(Stored records)
>>>>

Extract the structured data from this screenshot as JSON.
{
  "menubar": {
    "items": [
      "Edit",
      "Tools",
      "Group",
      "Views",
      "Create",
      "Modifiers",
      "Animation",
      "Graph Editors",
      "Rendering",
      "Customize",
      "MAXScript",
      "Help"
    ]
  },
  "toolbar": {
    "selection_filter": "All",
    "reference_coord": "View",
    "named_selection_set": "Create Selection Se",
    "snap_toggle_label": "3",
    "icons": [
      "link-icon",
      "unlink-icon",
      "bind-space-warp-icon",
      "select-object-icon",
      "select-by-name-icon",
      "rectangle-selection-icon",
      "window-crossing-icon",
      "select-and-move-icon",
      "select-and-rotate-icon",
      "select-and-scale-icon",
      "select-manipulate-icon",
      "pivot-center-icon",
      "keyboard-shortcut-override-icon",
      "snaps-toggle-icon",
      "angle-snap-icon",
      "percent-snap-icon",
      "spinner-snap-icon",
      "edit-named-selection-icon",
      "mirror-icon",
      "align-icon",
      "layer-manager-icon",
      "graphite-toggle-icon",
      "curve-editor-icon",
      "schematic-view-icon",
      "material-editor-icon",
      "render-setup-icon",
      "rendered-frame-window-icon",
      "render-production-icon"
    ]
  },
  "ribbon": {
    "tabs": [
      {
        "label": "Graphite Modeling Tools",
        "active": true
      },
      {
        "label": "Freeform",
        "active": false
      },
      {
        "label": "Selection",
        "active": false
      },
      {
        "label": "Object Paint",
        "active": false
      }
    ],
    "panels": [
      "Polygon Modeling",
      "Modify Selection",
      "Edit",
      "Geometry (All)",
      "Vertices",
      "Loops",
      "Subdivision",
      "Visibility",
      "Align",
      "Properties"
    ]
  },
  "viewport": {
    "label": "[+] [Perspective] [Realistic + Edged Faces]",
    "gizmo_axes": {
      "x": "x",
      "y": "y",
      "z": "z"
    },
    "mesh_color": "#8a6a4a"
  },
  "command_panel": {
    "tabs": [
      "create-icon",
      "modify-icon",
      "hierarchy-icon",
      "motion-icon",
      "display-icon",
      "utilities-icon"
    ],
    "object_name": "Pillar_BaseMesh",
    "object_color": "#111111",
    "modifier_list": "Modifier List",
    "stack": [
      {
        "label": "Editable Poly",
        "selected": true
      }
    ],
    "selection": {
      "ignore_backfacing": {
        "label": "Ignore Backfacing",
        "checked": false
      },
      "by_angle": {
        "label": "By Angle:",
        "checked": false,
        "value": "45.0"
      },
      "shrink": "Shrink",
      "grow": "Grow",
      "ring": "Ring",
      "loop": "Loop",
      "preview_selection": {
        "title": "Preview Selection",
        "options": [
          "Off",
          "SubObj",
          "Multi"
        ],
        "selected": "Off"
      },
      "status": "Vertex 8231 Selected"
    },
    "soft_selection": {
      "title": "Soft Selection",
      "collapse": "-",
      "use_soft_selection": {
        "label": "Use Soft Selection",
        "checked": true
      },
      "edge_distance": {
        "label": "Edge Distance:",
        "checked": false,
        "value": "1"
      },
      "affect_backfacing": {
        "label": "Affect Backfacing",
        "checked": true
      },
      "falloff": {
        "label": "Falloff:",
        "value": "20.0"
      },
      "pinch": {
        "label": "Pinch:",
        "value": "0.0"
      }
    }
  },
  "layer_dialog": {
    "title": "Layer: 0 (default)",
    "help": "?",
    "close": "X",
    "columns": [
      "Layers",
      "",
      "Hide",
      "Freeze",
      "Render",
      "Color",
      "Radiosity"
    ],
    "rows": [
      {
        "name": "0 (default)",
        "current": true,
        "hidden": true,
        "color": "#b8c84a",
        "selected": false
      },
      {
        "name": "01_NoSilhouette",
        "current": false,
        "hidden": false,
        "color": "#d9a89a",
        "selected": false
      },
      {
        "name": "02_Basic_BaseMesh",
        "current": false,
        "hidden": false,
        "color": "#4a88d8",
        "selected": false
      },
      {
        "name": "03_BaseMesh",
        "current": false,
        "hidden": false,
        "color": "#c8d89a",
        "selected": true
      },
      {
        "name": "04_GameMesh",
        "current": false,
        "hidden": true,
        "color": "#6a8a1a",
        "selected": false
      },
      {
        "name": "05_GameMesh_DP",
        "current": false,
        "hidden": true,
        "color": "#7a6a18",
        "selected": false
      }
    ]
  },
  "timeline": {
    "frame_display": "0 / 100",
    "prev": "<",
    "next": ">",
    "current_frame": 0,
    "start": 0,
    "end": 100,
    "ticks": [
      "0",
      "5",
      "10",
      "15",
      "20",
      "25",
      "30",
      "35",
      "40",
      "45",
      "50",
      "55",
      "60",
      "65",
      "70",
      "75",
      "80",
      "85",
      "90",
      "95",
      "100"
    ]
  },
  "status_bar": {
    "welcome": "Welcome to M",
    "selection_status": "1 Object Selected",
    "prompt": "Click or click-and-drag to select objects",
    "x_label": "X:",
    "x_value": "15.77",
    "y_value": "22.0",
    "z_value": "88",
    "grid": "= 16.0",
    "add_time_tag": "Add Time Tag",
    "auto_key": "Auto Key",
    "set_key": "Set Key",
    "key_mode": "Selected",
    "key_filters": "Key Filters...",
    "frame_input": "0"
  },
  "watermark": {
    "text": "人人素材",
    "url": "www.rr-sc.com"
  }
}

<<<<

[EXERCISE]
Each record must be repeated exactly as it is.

[RESPONSE TO THIS TASK]
Extract the structured data from this screenshot as JSON.
{
  "menubar": {
    "items": [
      "Edit",
      "Tools",
      "Group",
      "Views",
      "Create",
      "Modifiers",
      "Animation",
      "Graph Editors",
      "Rendering",
      "Customize",
      "MAXScript",
      "Help"
    ]
  },
  "toolbar": {
    "selection_filter": "All",
    "reference_coord": "View",
    "named_selection_set": "Create Selection Se",
    "snap_toggle_label": "3",
    "icons": [
      "link-icon",
      "unlink-icon",
      "bind-space-warp-icon",
      "select-object-icon",
      "select-by-name-icon",
      "rectangle-selection-icon",
      "window-crossing-icon",
      "select-and-move-icon",
      "select-and-rotate-icon",
      "select-and-scale-icon",
      "select-manipulate-icon",
      "pivot-center-icon",
      "keyboard-shortcut-override-icon",
      "snaps-toggle-icon",
      "angle-snap-icon",
      "percent-snap-icon",
      "spinner-snap-icon",
      "edit-named-selection-icon",
      "mirror-icon",
      "align-icon",
      "layer-manager-icon",
      "graphite-toggle-icon",
      "curve-editor-icon",
      "schematic-view-icon",
      "material-editor-icon",
      "render-setup-icon",
      "rendered-frame-window-icon",
      "render-production-icon"
    ]
  },
  "ribbon": {
    "tabs": [
      {
        "label": "Graphite Modeling Tools",
        "active": true
      },
      {
        "label": "Freeform",
        "active": false
      },
      {
        "label": "Selection",
        "active": false
      },
      {
        "label": "Object Paint",
        "active": false
      }
    ],
    "panels": [
      "Polygon Modeling",
      "Modify Selection",
      "Edit",
      "Geometry (All)",
      "Vertices",
      "Loops",
      "Subdivision",
      "Visibility",
      "Align",
      "Properties"
    ]
  },
  "viewport": {
    "label": "[+] [Perspective] [Realistic + Edged Faces]",
    "gizmo_axes": {
      "x": "x",
      "y": "y",
      "z": "z"
    },
    "mesh_color": "#8a6a4a"
  },
  "command_panel": {
    "tabs": [
      "create-icon",
      "modify-icon",
      "hierarchy-icon",
      "motion-icon",
      "display-icon",
      "utilities-icon"
    ],
    "object_name": "Pillar_BaseMesh",
    "object_color": "#111111",
    "modifier_list": "Modifier List",
    "stack": [
      {
        "label": "Editable Poly",
        "selected": true
      }
    ],
    "selection": {
      "ignore_backfacing": {
        "label": "Ignore Backfacing",
        "checked": false
      },
      "by_angle": {
        "label": "By Angle:",
        "checked": false,
        "value": "45.0"
      },
      "shrink": "Shrink",
      "grow": "Grow",
      "ring": "Ring",
      "loop": "Loop",
      "preview_selection": {
        "title": "Preview Selection",
        "options": [
          "Off",
          "SubObj",
          "Multi"
        ],
        "selected": "Off"
      },
      "status": "Vertex 8231 Selected"
    },
    "soft_selection": {
      "title": "Soft Selection",
      "collapse": "-",
      "use_soft_selection": {
        "label": "Use Soft Selection",
        "checked": true
      },
      "edge_distance": {
        "label": "Edge Distance:",
        "checked": false,
        "value": "1"
      },
      "affect_backfacing": {
        "label": "Affect Backfacing",
        "checked": true
      },
      "falloff": {
        "label": "Falloff:",
        "value": "20.0"
      },
      "pinch": {
        "label": "Pinch:",
        "value": "0.0"
      }
    }
  },
  "layer_dialog": {
    "title": "Layer: 0 (default)",
    "help": "?",
    "close": "X",
    "columns": [
      "Layers",
      "",
      "Hide",
      "Freeze",
      "Render",
      "Color",
      "Radiosity"
    ],
    "rows": [
      {
        "name": "0 (default)",
        "current": true,
        "hidden": true,
        "color": "#b8c84a",
        "selected": false
      },
      {
        "name": "01_NoSilhouette",
        "current": false,
        "hidden": false,
        "color": "#d9a89a",
        "selected": false
      },
      {
        "name": "02_Basic_BaseMesh",
        "current": false,
        "hidden": false,
        "color": "#4a88d8",
        "selected": false
      },
      {
        "name": "03_BaseMesh",
        "current": false,
        "hidden": false,
        "color": "#c8d89a",
        "selected": true
      },
      {
        "name": "04_GameMesh",
        "current": false,
        "hidden": true,
        "color": "#6a8a1a",
        "selected": false
      },
      {
        "name": "05_GameMesh_DP",
        "current": false,
        "hidden": true,
        "color": "#7a6a18",
        "selected": false
      }
    ]
  },
  "timeline": {
    "frame_display": "0 / 100",
    "prev": "<",
    "next": ">",
    "current_frame": 0,
    "start": 0,
    "end": 100,
    "ticks": [
      "0",
      "5",
      "10",
      "15",
      "20",
      "25",
      "30",
      "35",
      "40",
      "45",
      "50",
      "55",
      "60",
      "65",
      "70",
      "75",
      "80",
      "85",
      "90",
      "95",
      "100"
    ]
  },
  "status_bar": {
    "welcome": "Welcome to M",
    "selection_status": "1 Object Selected",
    "prompt": "Click or click-and-drag to select objects",
    "x_label": "X:",
    "x_value": "15.77",
    "y_value": "22.0",
    "z_value": "88",
    "grid": "= 16.0",
    "add_time_tag": "Add Time Tag",
    "auto_key": "Auto Key",
    "set_key": "Set Key",
    "key_mode": "Selected",
    "key_filters": "Key Filters...",
    "frame_input": "0"
  },
  "watermark": {
    "text": "人人素材",
    "url": "www.rr-sc.com"
  }
}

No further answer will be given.